Wippen – is part of the action. It comes into direct contact with the key. It is responsible for transmitting the motion of the key to the hammer.
X frame – refers to a style of building the back frame of an upright piano that resembles an X.
Yamaha – a brand of pianos made in Japan, Indonesia and China
ZWheeeeee – we can’t come up with anything meaningful for this letter. LOL Happy Piano Shopping!
The good news is that you don’t have to be an expert to decide the type of piano you should buy. Below, we have outlined some of the basics you should know about before you make your purchase. Price is likely going to be a consideration for most people, but you shouldn’t base your decision on the cost of the piano.
Types of Upright Pianos
An upright piano is one that can sit next to a wall. In general, there are four basic types of upright pianos.
- Spinets – This type of upright piano will range anywhere from 36–39″ in height.
- Consoles – These pianos also stand upright and range from 40–44″ in height
- Studios – These can range from 44–46.5″ in height
- Professional Upright – These range from 47 – 53″ in height
While consoles are a good choice for the home, a studio is great for home or school and an upright is going to have a biggest sound because the strings can be longer with the extra height and additional sound board area.
While you might think a “grand piano” just means it’s big, this isn’t actually the case. The term refers to the shape of the instrument. When it comes to terms like Petite Grand, Baby Grand, Parlor Grand, Music Room Grand, Music Hall Grand, Semi–Concert Grand and Concert Grand, it’s important to realize that the names may have different meanings for different people. This is why it’s best to go by the actual size of the piano, which is really easy to measure but in general…
Any piano under 4’11” is referred to as a petite or mini grand.
A piano from around 5′ till 5’5″ is referred to as a baby grand.
A piano from 5’6″ to 6′ is referred to as a parlor grand
A piano from 6′ to 7′ is referred to as a grand
A piano above 7′ till 8′ or so is referred to as a semi-concert grand
A piano of 8′ plus and usually 9′ is a referred to as a concert grand
Quality Used Pianos
Finding a quality used piano is not difficult.
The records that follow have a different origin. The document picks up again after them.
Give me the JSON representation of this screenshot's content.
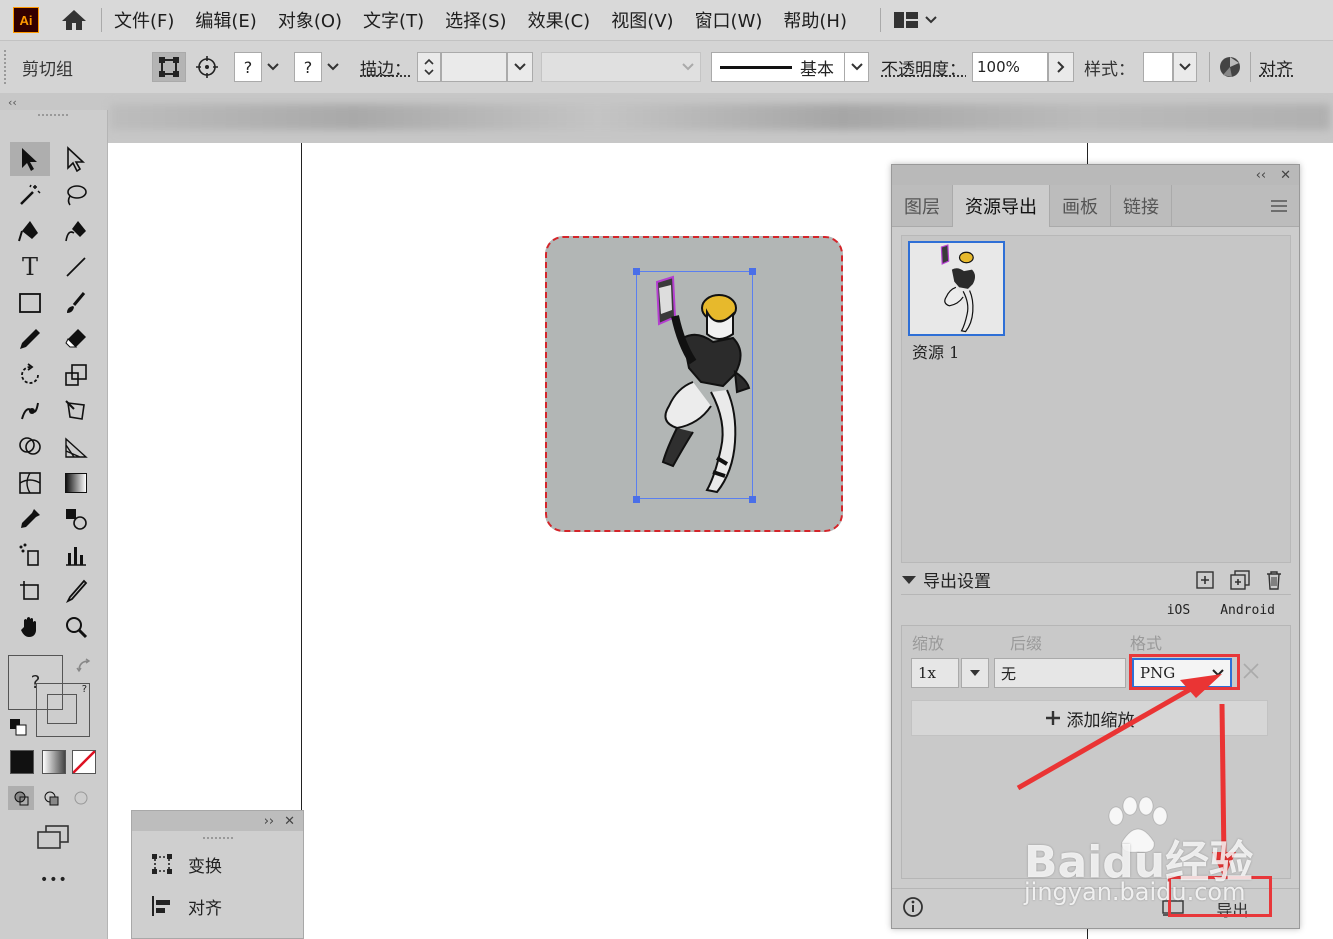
{
  "menubar": {
    "logo": "Ai",
    "items": [
      "文件(F)",
      "编辑(E)",
      "对象(O)",
      "文字(T)",
      "选择(S)",
      "效果(C)",
      "视图(V)",
      "窗口(W)",
      "帮助(H)"
    ]
  },
  "controlbar": {
    "selection_label": "剪切组",
    "fill_q": "?",
    "stroke_q": "?",
    "stroke_label": "描边：",
    "stroke_style": "基本",
    "opacity_label": "不透明度：",
    "opacity_value": "100%",
    "style_label": "样式：",
    "align_label": "对齐"
  },
  "toolbar": {
    "fill_q": "?",
    "stroke_q": "?",
    "more": "•••"
  },
  "minipanel": {
    "items": [
      "变换",
      "对齐"
    ]
  },
  "asset_panel": {
    "tabs": [
      "图层",
      "资源导出",
      "画板",
      "链接"
    ],
    "asset_name": "资源 1",
    "settings_title": "导出设置",
    "platforms": [
      "iOS",
      "Android"
    ],
    "columns": [
      "缩放",
      "后缀",
      "格式"
    ],
    "scale_value": "1x",
    "suffix_value": "无",
    "format_value": "PNG",
    "add_scale_label": "添加缩放",
    "export_label": "导出..."
  },
  "watermark": {
    "brand": "Baidu经验",
    "url": "jingyan.baidu.com"
  },
  "colors": {
    "accent_blue": "#2e6fd6",
    "annotation_red": "#e8373a",
    "clip_border": "#d4252a"
  }
}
We have a wide selection of gently used and well maintained used pianos for sale with almost all of them sold with a transferable parts & Labor warranty.A used piano can save you quite a bit of money. At Hollywood Piano, we make sure that every piano we have for sale on the showroom floor has been serviced so that it’s in good shape. Contact us today to learn more about what we currently have in stock.
Coming soon is our used piano shopping guide.